HUGH HAMMERSLEY, became a parliamentarian and invariably supported Catholic relief. In his maiden Parliamentary speech, 26 Mar. 1813, he said he would prefer additional taxation to touching the sinking fund, but hoped peace would render it unnecessary. After five years, Hammersley did not contest the election of 1818 and was never again in Parliament.
For the remainder of his life he was engaged in attempting to liquidate the encumbrances he had inherited from the family bank.
In 1823 the bank became Hammersley, Greenwood, Brooksbank & Co. and moved to 69 Pall Mall.
Hammersley & Co., as they were later known (after the death of Charles Greenwood in 1832), were bankers to the royal family or members of the royal family, including George IV from when he came of age.
Hammersley & Co. were also bankers to the UK Secret Service for a time (Source: 'Coutts & Co. 1692-1992', Edna Healey, 1992).
In 1838 a merger with Coutts & Co was proposed, but did not proceed. When Hugh Hammersley died, 19 Sept. 1840, aged 65 or 66, he was the only remaining partner. On the death of Hugh, Hammersley & Co. was discontinued, Coutts & Co. having acquired the bank’s assets, and paying ten shillings in the pound to its creditors

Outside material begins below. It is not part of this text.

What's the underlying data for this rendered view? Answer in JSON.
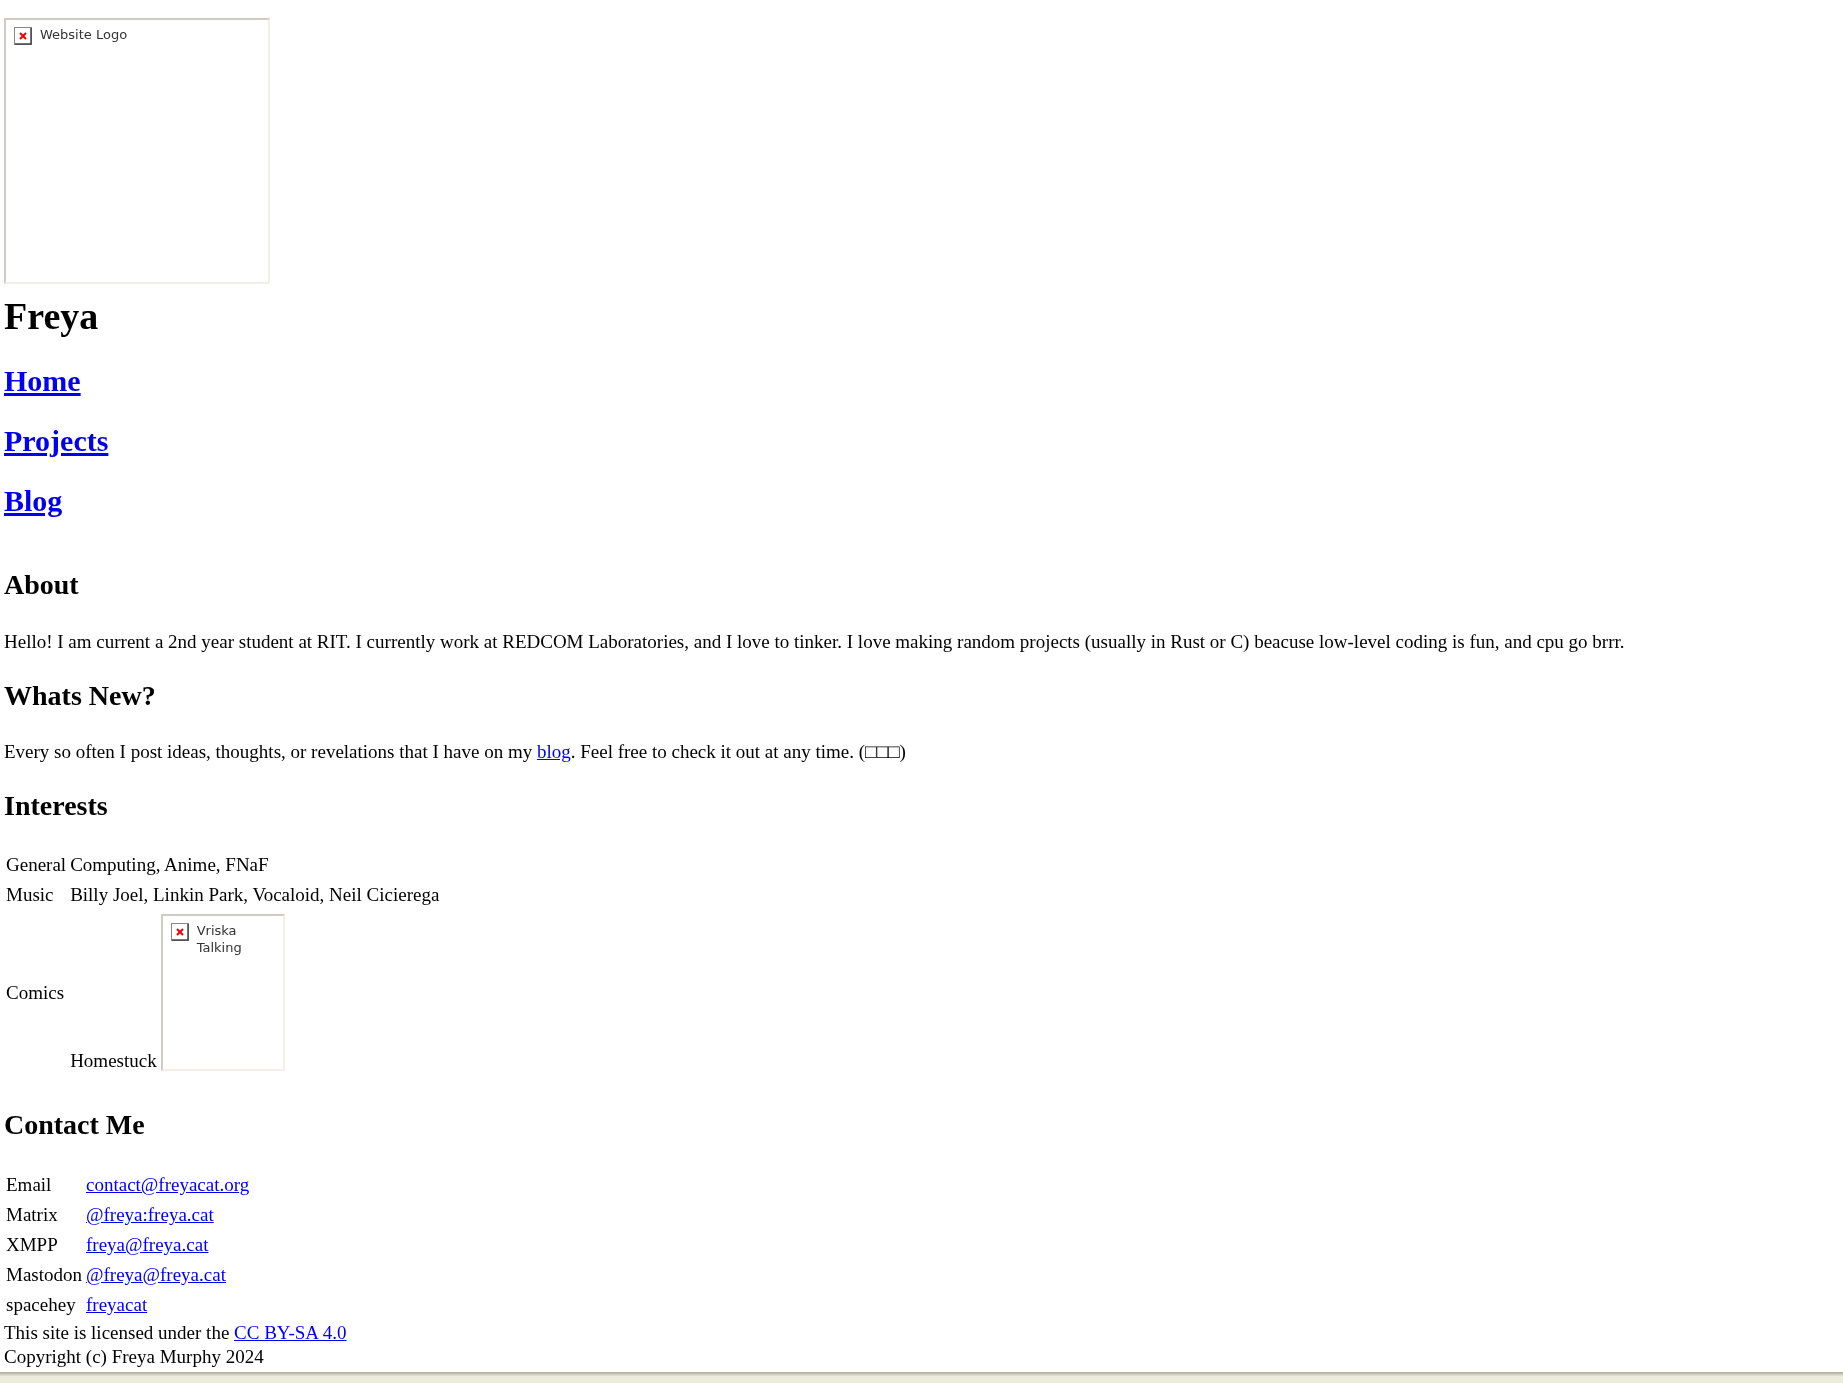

Other Banking Connections
The Hammersley family were connected by marriage with two other great banking families, the Barings (Barings Bank founded 1762) and the Hambros (Hambros Bank founded 1839).
Cox & Co – Lloyds TSB. Hugh’s father.Thomas Hammersley had married Charles Greenwood's sister, Ann Greenwood, and Charles Greenwood's great aunt, Mary, had married Joshua Cox of Quarley Park and Grantley, near Andover, the father of Richard Cox of Aspenden Hall, Hertfordshire, founder of Cox & Co. - so the families of Hammersley, Greenwood and Cox were closely related. Thomas Hammersley's son Charles Hammersley joined Cox & Co. In 1922 Cox & Co., who by then had been long-established as 'bankers to the British Army', merged with Henry S. King & Co. to become Cox's & King's and moved into newly-built head offices at 6 Pall Mall. By 1923 the banking side of the business was taken over by Lloyd's Bank, now Lloyds TSB (there is still a branch/office of Cox's & King's at 7 Pall Mall, London SW1), while the rest became Cox & Kings, the travel company, which still exists today. (Source: Author: R. G. Thorne, Volumes: 1790-1820)